Page 193

oxhide, among the plates, where it reared erect and defied the laughing and applauding company.

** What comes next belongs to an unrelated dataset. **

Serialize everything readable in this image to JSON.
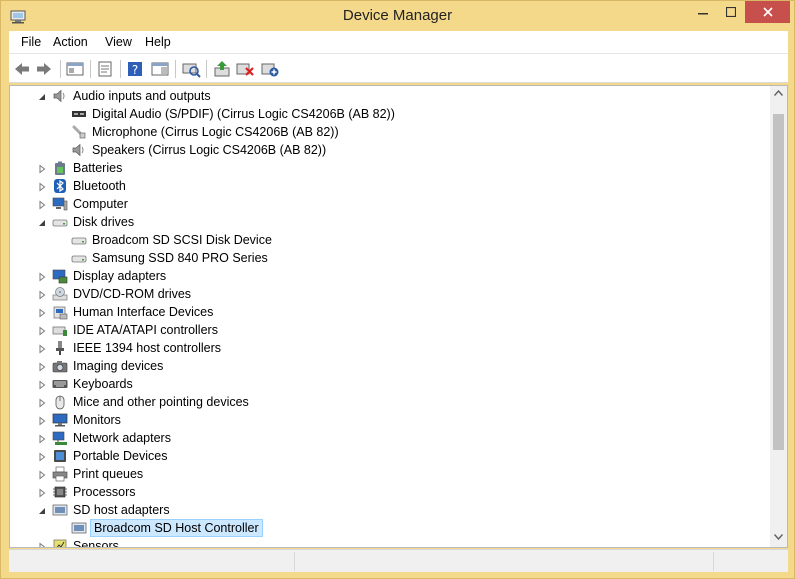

  On the morning of the 29th we were rather late in starting, because the rain had continued through the night into the morning, drenching everything. After nightfall there had been some mosquitoes, and the piums were a pest during daylight; where one bites it leaves a tiny black spot on the skin which lasts for several weeks. In the slippery mud one of the pack-mules fell and injured itself so that it had to be abandoned. Soon after stârting we came on the telegraph-line, which runs from Cayub&á this was the first time we had seen it. Two Parecís Indians joined us, leading a pack-bullock. They were dressed in hat, shirt, trousers, and sandals, precisely like the ordinary Brazilian caboclos, as the poor backwoods peasants, usually with little white blood in them, are colloquially and half-derisively styled—caboclo being originally a Guaraný word meaning “naked savage.” These two Indians were in the employ of the Telegraphic Commission, and had been patrolling the telegraph-line. The bullock carried their personal belongings and the tools with which they could repair a break. The commission pays the ordinary Indian worker 66 cents a day; a very good worker gets $1, and the chief $1.66. No man gets anything unless he works. Colonel Rondon, by just, kindly, and understanding treatment of these Indians, who previously had often been exploited and maltreated by rubber-gatherers, has made them the loyal friends of the government. He has gathered them at the telegraph stations, where they cultivate fields of mandioc, beans, potatoes, maize, and other vegetables, and where he is